Israel’s existing four health insurance schemes cover the whole population. Creating vaccination apps was straightforward because the health system is highly digitised. When people come in for their vaccine they show an ID or health card, and we send them an invitation for their second dose immediately. To contact the elderly, who don’t necessarily do well with digital, we use call centres. Vaccinating the bedridden has been a challenge, since the Pfizer jab needs deep-freezing and can’t be shaken. For such cases we vaccinate their family members and transport people to the vaccination centre and back by ambulance. More than 60% of this segment of the population have now received the jab.
Simplicity of the prioritisation scheme
Israel did not introduce a complicated prioritisation scheme, even though we had the necessary data. Instead we simply gave over-60s and healthcare workers priority. There is a clear trade-off between targeting and speed and we opted for the latter. Since then, the age groups have extended gradually to include all age groups.
Sticking to the original vaccination protocol
We decided to stick to the two-dose protocol, as we already knew that we had enough supply to cover the population, and we did not know for sure what would happen if we only gave one. We were also worried that without a booster dose, there might not be an adequate build-up of antibody titers to tackle new drifted strains.
Tight logistics with flexibility that minimises vaccine waste
The transportation and internal supply chains are tightly organised but with flexibility at delivery. The vaccines’ shelf life once they come out of the deep freeze is limited, so if we have leftover doses, we inject anyone near the clinic, and send text messages urging people to attend no matter what age group they’re in. We waste no more than 0.01% of doses.
Campaign against misinformation and vaccine hesitancy from the beginning
Misinformation has been a challenges, especially in disenfranchised communities. Some ultra-Orthodox districts had posters claiming the vaccine would cause infertility. Our first rule was transparency: we were clear about what we know and what we don’t know, and that has built trust and helped change the minds of people who were worried. Credible sources of data, continuously updated, and dissseminating evidence are the best ways to counteract misinformation. Leaders got the vaccine live on TV. We have used culturally-adapted messages for different groups, including ultra-Orthodox and Arab-Israeli communities, and translated them where necessary.
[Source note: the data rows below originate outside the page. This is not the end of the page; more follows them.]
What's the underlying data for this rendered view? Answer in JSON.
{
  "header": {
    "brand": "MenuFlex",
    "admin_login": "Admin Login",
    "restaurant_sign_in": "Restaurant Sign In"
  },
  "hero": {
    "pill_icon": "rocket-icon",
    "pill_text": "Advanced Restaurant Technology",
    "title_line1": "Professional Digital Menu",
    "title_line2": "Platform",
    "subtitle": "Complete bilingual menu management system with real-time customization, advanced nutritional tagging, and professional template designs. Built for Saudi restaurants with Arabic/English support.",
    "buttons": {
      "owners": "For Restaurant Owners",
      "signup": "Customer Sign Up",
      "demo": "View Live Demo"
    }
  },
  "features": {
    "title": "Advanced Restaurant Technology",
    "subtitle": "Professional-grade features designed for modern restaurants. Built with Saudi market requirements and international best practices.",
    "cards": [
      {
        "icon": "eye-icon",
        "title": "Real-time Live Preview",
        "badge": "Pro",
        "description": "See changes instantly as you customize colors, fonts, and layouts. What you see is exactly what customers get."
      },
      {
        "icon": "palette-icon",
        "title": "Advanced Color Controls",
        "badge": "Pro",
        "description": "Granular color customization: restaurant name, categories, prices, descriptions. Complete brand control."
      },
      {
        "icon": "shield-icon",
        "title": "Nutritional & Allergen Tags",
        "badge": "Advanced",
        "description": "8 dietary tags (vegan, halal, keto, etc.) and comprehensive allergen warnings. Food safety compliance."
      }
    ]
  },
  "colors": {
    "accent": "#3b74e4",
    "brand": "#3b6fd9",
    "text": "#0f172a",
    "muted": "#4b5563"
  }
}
Local leaders were key to building trust, because many of these communities are very hierarchical.
Several other factors were helpful. Firstly, Israel is a relatively small country, with a population of about nine million, and it is geographically condensed – all aiding delivery efficiency. Second, five million doses is a small dent in the international supply chain, but meaningful here. Thirdly, we have experience of mobilising our health workforce during emergencies.
When mass vaccination makes COVID just another winter illness, and the risk of hospitals being overwhelmed by coronavirus patients is contained, we will have succeeded. Then we can start fixing the deep scratches the pandemic has left in the fabric of society.
This post represents the views of the author and not those of the COVID-19 blog, nor LSE. It is based on Ran Balicer’s contribution to How to Make COVID-19 Vaccination a Success: policy priorities and implementation from Israel and around the world, an event hosted by the LSE in January 2021.